Experts Warn of Drug-Resistant Jock Itch, Athlete's Foot

WEDNESDAY, June 5, 2024 (HealthDay News) -- Drug-resistant fungal infections are appearing in the United States, resulting in highly contagious and tough-to-treat cases of ringworm, also known as jock itch or athlete's foot, experts warn in a pair of reports.

The two fungi reported are among a group that cause skin rashes of the face, limbs, groin and feet, researchers said.

Unfortunately, the rashes can look very different from the neat, regular circles seen in most forms of ringworm, researchers said. They might be confused with eczema, and go for months without proper treatment.

A man in his 30s developed such a rash on his penis, buttocks and limbs after returning home to New York City from a trip to England, Greece and California, according to a report published June 5 in the journal JAMA Dermatology.

Genetic tests revealed the infection was caused by a sexually transmitted form of ringworm called Trichophyton mentagrophytes type VII. The man told doctors he’d had sex with multiple male partners during his travels, none of whom reported similar skin issues.

“Healthcare providers should be aware that Trichophyton mentagrophytes type VII is the latest in a group of severe skin infections to have now reached the United States,” said lead author Dr. Avrom Caplan, an assistant professor of dermatology at NYU Grossman School of Medicine in New York City.

Infections caused by that fungus are difficult to treat and can take months to clear up, senior researcher Dr. John Zampella, an associate professor of dermatology at NYU Grossman, said in a university news release.

The second report in JAMA Dermatology involved 11 men and women treated for ringworm in New York City hospitals in 2022 and 2023.

Their infections involved Trichophyton indotineae, a fungal infection widespread in India that was first confirmed in the United States last year.

Seven of the patients had received standard doses of the antifungal terbinafine -- brand name Lamasil -- for 14 to 42 days, with no improvement in their rashes.

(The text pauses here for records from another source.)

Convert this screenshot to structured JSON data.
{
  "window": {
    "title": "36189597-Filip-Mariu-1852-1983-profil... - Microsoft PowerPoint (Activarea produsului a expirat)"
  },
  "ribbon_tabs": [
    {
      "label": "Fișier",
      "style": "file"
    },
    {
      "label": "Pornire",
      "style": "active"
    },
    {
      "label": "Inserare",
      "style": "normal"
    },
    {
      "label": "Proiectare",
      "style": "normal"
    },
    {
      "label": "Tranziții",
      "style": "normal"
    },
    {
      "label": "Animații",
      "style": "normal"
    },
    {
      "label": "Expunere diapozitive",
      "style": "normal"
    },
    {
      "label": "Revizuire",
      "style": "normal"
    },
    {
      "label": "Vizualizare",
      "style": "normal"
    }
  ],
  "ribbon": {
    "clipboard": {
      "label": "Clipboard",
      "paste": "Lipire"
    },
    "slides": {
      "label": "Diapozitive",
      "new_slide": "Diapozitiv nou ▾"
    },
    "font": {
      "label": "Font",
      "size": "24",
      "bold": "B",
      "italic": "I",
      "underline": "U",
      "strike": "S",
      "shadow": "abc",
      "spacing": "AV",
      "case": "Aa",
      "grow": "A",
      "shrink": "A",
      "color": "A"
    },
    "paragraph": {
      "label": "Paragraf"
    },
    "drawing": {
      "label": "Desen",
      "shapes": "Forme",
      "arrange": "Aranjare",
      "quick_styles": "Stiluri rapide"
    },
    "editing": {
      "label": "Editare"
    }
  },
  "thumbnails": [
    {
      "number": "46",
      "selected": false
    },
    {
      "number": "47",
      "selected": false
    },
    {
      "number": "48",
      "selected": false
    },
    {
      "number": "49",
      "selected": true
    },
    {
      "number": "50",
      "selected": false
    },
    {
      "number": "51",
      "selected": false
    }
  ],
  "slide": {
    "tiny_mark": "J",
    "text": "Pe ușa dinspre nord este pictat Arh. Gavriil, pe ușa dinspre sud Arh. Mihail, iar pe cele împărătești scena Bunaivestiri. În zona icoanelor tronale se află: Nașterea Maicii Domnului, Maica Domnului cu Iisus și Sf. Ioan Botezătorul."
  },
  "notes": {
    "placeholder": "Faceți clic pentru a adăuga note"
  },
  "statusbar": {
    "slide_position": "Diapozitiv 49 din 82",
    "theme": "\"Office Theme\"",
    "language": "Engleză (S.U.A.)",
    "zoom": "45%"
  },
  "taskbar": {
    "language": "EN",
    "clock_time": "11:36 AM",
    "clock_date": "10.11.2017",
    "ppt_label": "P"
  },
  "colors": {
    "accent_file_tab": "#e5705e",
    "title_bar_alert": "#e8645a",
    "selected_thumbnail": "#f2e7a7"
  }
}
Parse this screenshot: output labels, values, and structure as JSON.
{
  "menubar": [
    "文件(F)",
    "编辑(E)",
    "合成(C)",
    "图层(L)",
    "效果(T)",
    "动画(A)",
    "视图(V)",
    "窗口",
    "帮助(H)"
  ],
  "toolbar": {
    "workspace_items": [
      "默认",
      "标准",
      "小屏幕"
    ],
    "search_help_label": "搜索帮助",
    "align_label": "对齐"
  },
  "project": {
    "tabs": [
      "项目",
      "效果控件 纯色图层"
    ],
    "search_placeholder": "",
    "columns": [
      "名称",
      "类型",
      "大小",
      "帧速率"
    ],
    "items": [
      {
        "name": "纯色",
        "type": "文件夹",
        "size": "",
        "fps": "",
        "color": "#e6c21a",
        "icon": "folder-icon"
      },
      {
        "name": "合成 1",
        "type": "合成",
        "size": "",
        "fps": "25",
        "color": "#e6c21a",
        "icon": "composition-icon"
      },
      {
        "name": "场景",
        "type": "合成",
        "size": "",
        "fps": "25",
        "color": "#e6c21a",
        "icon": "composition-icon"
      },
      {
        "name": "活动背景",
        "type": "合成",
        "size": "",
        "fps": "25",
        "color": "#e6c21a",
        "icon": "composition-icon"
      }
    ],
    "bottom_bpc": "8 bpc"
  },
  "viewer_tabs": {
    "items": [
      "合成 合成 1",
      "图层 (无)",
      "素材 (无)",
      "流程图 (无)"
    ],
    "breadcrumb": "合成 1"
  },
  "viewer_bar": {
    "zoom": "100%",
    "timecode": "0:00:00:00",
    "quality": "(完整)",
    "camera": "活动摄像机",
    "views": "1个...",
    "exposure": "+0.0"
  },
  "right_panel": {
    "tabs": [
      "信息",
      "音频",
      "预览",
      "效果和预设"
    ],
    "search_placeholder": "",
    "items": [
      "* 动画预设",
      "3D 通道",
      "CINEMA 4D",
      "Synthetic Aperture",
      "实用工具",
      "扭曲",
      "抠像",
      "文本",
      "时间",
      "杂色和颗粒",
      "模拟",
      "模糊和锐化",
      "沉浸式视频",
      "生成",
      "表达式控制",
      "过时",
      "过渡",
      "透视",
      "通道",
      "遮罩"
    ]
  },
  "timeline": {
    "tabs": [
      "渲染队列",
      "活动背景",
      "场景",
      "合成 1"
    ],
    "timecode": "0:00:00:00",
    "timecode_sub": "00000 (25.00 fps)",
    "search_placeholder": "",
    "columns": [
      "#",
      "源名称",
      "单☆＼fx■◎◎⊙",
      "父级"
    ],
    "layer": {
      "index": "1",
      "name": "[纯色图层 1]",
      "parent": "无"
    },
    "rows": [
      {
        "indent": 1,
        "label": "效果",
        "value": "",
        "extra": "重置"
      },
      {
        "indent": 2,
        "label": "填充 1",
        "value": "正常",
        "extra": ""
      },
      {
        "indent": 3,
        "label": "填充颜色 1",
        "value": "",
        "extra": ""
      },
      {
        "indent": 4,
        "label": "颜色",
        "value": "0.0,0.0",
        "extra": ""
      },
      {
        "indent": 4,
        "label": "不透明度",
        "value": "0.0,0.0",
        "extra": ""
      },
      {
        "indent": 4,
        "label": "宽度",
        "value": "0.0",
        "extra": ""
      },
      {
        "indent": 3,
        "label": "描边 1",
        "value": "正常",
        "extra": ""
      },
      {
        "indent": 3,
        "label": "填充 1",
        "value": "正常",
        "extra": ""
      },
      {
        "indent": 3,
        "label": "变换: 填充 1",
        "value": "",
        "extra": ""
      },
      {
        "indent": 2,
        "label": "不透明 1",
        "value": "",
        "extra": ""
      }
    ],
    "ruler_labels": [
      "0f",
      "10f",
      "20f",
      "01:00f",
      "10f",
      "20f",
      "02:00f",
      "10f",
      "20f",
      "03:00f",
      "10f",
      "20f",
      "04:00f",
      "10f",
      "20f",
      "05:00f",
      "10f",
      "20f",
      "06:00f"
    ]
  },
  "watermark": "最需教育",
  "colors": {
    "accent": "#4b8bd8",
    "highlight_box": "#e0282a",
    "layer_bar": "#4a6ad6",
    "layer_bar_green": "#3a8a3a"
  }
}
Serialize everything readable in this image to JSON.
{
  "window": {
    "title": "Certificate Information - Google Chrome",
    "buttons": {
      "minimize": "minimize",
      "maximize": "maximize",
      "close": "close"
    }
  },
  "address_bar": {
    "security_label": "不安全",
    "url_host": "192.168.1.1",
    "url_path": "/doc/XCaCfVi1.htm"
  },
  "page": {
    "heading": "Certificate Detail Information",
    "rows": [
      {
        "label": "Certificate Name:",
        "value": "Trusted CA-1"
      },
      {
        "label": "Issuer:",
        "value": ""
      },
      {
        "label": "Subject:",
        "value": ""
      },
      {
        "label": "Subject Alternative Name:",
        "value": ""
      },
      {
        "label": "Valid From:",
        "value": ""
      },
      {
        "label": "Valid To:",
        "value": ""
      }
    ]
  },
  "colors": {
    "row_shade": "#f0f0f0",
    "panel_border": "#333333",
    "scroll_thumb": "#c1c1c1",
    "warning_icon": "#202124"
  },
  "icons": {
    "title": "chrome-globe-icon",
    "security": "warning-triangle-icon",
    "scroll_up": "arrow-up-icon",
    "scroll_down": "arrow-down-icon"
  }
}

DNA analysis found several variations in the fungus’ genetic code that prevent terbinafine from hooking onto fungal cells and poking holes in their protective membranes, researchers said. This could explain why the drug failed to fight the infection.

Seven patients were treated with another antifungal called itraconazole, and three recovered entirely while two improved, researchers said.

Unfortunately, itraconazole can interfere with many medications and can cause nausea, diarrhea and other side effects that make it tough to stay on for long, Caplan said.

“These findings offer new insight into how some of the fungal skin infections spreading from South Asia can evade our go-to therapies,” said Caplan. “Beyond learning to recognize their misleading signs, physicians will need to ensure their treatment addresses each patient’s quality-of-life needs.”

Leading fungi experts around the United States and internationally are working to expand research efforts and track emerging cases, Caplan said.

More information

The U.S. Centers for Disease Control and Prevention have more about ringworm.

SOURCE: NYU Langone, news release, June 5, 2024

Related Articles